A new national billing system called “ICD 10” is set to take effect in 2014. Experts are already predicting severe strain on the system when it does.
I-Team 8 asked the Washington D.C. based Patient Advocate Foundation for tips on protection from over-billing:
1) Speak to your providers and doctors before services (if possible) to get an estimate of charges involved. This will help you get a sense of what to expect in the paperwork following your treatment/healthcare.
2) The patient should always match up their Explanation of Benefits performed on each date of service following medical care to the Billing Statement to ensure they match and both are complete. The explanation of benefits is issued by your insurance company and will most likely be the first paperwork to come in following medical care. This will be followed by the individual billing statements by each provider that was involved in your care. [sometimes patients are surprised just how many providers participated -for example, you may see individual bills for lab work, specialist service, facility care, radiology, etc] In addition to ensuring these statements and bills match, many times the patient will to want to take their investigation a step further and à

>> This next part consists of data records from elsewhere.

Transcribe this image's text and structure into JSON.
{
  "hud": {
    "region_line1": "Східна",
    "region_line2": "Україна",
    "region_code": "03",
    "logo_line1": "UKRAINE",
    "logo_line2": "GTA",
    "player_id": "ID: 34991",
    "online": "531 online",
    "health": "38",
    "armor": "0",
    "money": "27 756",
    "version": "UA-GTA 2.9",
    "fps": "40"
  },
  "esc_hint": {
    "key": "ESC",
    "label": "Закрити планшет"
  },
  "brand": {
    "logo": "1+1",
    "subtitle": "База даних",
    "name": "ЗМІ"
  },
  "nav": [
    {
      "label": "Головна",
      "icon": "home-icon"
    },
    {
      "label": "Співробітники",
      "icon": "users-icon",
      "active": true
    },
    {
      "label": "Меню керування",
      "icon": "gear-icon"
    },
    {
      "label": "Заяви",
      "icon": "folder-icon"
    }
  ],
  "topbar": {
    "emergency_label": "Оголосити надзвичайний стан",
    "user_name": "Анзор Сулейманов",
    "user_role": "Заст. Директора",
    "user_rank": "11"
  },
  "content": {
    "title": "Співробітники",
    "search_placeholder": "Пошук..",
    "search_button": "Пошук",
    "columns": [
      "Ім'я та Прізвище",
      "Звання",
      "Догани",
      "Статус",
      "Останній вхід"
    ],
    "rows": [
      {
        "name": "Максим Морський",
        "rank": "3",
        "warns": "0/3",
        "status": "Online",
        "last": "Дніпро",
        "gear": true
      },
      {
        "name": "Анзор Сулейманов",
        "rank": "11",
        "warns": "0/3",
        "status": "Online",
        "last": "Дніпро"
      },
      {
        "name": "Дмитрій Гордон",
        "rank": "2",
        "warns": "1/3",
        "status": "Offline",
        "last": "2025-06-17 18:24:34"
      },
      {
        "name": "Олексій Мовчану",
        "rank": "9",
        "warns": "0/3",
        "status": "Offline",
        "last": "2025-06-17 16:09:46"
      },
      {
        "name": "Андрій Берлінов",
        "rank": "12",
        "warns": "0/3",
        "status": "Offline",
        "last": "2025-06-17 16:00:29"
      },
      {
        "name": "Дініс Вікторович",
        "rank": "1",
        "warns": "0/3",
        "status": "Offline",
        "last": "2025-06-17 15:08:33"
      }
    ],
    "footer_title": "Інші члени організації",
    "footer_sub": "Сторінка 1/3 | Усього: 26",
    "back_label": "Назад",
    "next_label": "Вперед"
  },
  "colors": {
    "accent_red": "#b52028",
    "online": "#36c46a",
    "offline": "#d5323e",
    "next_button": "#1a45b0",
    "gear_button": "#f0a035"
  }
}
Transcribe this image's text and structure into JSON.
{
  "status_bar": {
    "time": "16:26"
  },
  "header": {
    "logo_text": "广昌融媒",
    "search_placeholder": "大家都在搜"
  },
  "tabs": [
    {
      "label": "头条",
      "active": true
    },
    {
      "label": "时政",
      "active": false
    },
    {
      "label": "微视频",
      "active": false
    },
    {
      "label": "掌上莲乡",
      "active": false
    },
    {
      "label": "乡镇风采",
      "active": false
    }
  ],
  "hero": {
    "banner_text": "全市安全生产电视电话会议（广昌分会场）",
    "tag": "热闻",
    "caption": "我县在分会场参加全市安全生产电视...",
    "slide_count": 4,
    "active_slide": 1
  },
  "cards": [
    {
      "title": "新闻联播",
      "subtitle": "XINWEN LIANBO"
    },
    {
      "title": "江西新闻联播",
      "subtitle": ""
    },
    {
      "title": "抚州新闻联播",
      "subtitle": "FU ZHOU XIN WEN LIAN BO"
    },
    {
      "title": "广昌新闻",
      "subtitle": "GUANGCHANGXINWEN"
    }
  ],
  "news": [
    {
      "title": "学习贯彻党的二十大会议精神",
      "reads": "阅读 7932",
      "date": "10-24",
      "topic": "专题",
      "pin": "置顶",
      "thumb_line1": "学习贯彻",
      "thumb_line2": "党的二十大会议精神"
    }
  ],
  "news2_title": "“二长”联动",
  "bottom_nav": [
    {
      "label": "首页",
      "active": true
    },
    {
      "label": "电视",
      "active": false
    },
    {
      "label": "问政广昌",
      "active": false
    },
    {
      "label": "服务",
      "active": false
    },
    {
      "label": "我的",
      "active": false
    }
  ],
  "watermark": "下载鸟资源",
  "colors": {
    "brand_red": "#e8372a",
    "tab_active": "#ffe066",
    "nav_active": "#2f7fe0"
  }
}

3) Ask your provider's office for a detail billing, also called a itemized statement on all charges for that service date. Some providers always provide a detailed list and some will simply show an all inclusive total rate on the bill. Once you have a detailed bill, any questions regarding specific coverage for these charges can be addressed by the insurance company. Patients can certainly ask questions of explanation to the providers office as well.
4) Most importantly - go with your gut! If something feels weird or strikes you as strange on your bills, take the time to investigate! Mistakes impact not only the official record keeping of your medical treatment, procedures and health, but they can also dramatically impact the patient's out of pocket costs.
5) Always keeping good records and folders for all medical bills. Sorting your explanation of benefits organized by date of service and by providers is important. Records should also include date, time and content logs of all communication and advice given by relevant parties.
6) If you are not making headway with your provider's billing office or your insurance company, consider involving an advocate on your behalf. Many hospitals have on-site advocates or social workers to assist patients, and there are a number of trusted industry experts and nonprofits dedicated to helping patients navigate the healthcare world. An advocate is trained and experienced in navigating these healthcare systems, and will have a better understanding of the language and complexity involved. Advocates can be a great resource for a patient who is dealing with coding and billing concerns.
To read Dr. Greenbaum’s blog post click here.